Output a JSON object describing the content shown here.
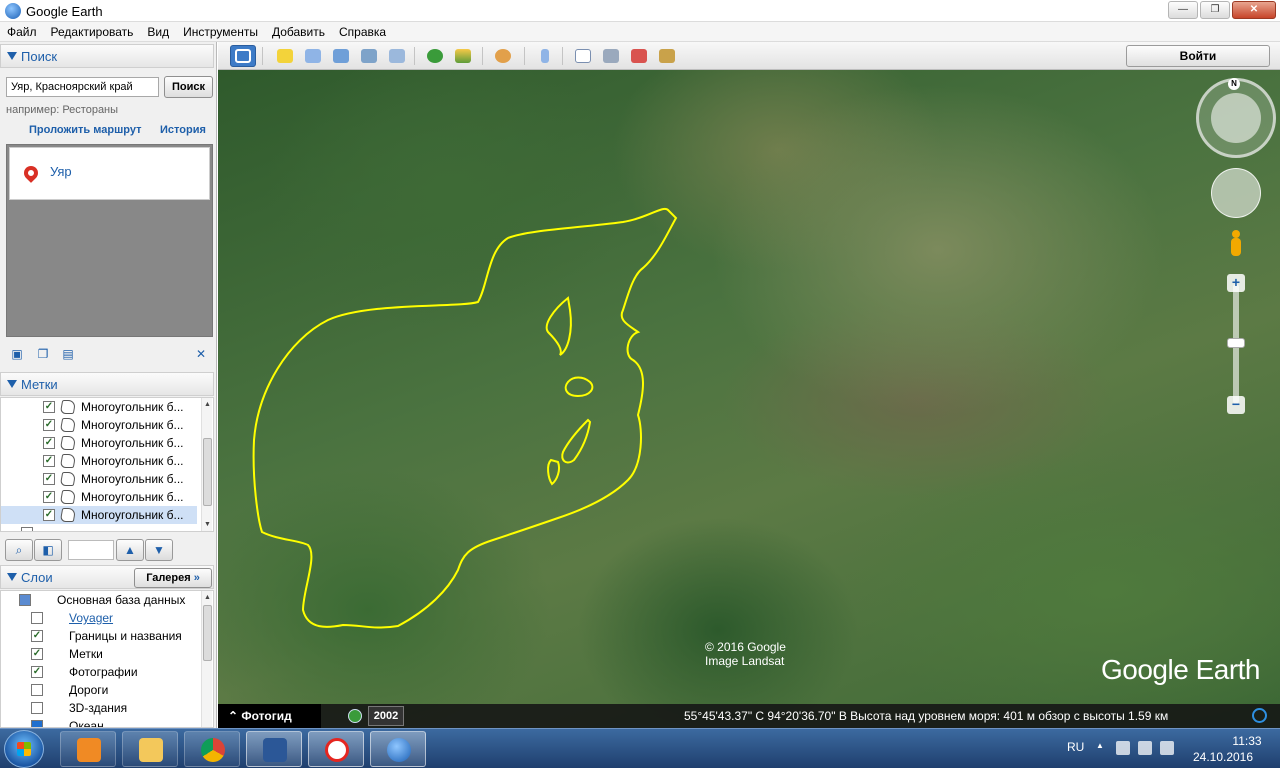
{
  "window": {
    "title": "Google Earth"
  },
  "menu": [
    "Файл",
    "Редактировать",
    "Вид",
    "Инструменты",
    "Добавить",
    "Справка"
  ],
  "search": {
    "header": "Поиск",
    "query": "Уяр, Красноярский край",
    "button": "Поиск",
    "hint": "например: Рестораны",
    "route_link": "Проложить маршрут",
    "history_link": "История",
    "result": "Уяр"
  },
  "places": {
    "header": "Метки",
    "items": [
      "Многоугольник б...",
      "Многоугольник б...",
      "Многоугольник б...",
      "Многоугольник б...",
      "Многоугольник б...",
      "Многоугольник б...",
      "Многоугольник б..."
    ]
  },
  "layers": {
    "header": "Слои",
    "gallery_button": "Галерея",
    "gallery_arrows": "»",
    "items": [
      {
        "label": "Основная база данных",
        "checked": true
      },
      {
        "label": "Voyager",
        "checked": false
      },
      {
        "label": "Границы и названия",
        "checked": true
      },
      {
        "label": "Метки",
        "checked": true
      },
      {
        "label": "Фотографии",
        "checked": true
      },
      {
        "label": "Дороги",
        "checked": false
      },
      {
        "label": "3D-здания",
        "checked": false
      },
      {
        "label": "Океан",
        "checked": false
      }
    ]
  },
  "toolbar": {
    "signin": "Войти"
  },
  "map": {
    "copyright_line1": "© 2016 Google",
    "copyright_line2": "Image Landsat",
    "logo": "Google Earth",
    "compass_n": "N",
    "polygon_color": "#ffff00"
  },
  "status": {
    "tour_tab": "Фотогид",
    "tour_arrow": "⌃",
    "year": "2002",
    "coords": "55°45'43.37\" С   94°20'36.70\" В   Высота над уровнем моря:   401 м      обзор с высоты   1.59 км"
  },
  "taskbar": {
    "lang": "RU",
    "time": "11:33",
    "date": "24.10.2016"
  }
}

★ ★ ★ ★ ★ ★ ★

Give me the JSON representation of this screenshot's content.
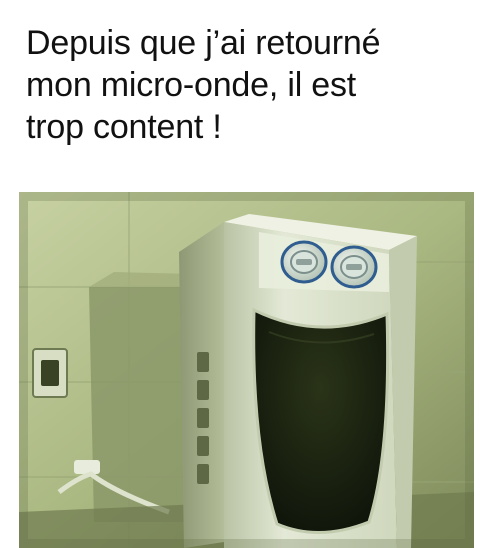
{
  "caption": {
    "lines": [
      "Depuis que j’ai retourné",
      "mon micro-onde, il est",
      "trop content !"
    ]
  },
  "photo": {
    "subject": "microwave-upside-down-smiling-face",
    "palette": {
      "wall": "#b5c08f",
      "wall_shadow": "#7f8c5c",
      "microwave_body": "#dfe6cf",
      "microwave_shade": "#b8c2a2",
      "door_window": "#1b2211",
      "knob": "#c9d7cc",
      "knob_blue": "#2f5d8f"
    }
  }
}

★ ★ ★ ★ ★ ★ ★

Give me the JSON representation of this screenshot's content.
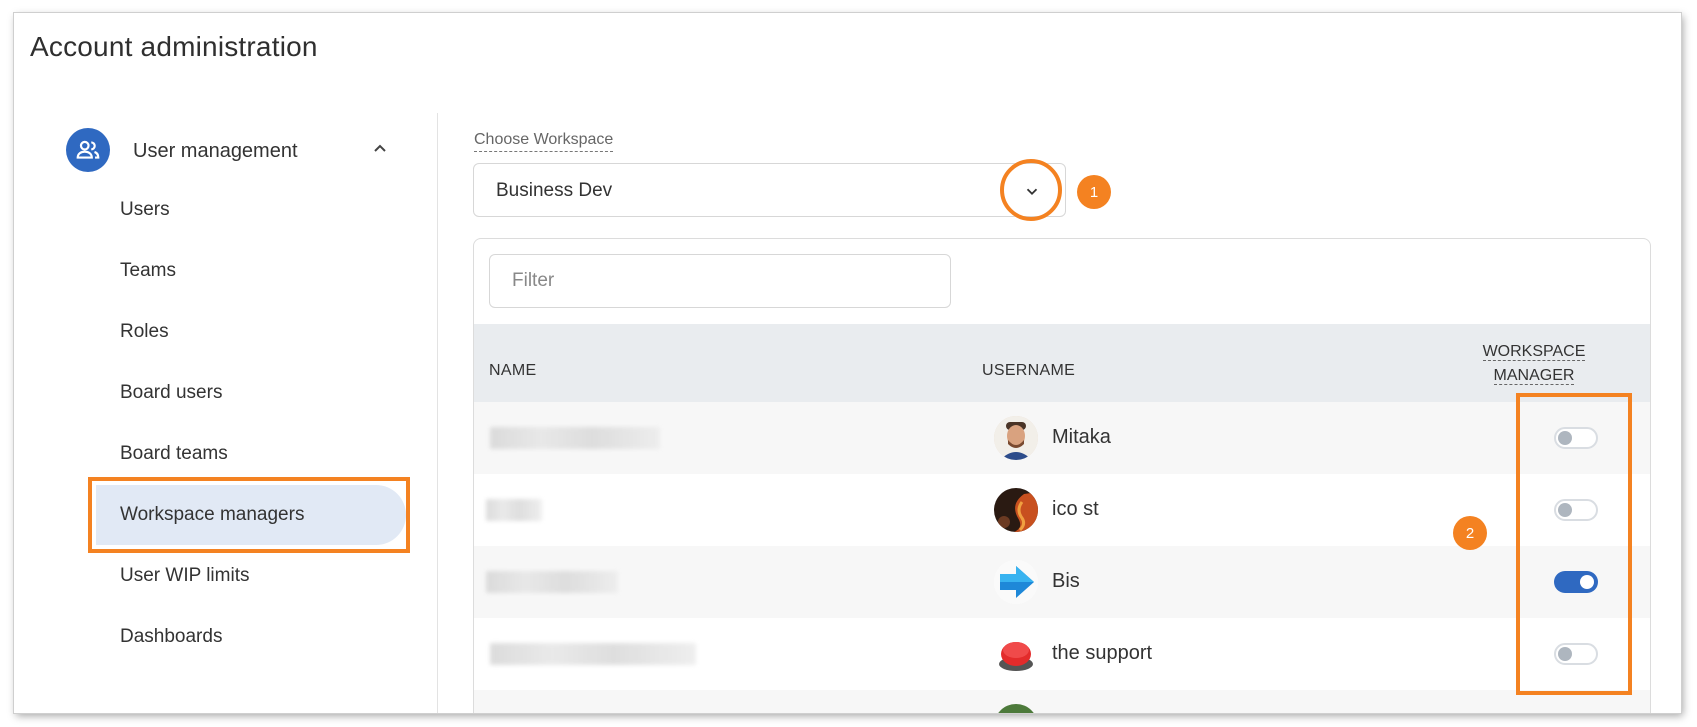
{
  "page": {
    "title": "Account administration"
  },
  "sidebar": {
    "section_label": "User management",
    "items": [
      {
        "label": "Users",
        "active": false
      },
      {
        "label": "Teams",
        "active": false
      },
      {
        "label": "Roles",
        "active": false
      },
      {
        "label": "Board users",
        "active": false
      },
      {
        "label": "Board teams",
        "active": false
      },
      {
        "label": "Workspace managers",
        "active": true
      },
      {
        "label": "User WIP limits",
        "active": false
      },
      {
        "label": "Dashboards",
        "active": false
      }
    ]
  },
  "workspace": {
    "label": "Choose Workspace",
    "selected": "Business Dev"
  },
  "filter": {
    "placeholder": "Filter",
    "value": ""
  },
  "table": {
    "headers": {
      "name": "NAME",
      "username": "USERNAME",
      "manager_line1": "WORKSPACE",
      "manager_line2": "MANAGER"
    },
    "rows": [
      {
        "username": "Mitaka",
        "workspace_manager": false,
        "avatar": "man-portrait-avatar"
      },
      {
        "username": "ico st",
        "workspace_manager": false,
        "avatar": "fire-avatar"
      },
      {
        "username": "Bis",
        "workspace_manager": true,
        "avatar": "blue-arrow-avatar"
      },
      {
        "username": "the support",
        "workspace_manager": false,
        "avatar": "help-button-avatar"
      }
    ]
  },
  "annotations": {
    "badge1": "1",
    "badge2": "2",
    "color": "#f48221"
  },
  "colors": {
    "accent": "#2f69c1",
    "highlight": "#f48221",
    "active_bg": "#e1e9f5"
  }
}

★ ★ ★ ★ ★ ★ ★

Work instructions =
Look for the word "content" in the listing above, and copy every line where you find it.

The completed task =
Output a JSON object describing the content shown here.
Give me the JSON representation of this screenshot's content.
      "trop content !"
Give me the JSON representation of this screenshot's content.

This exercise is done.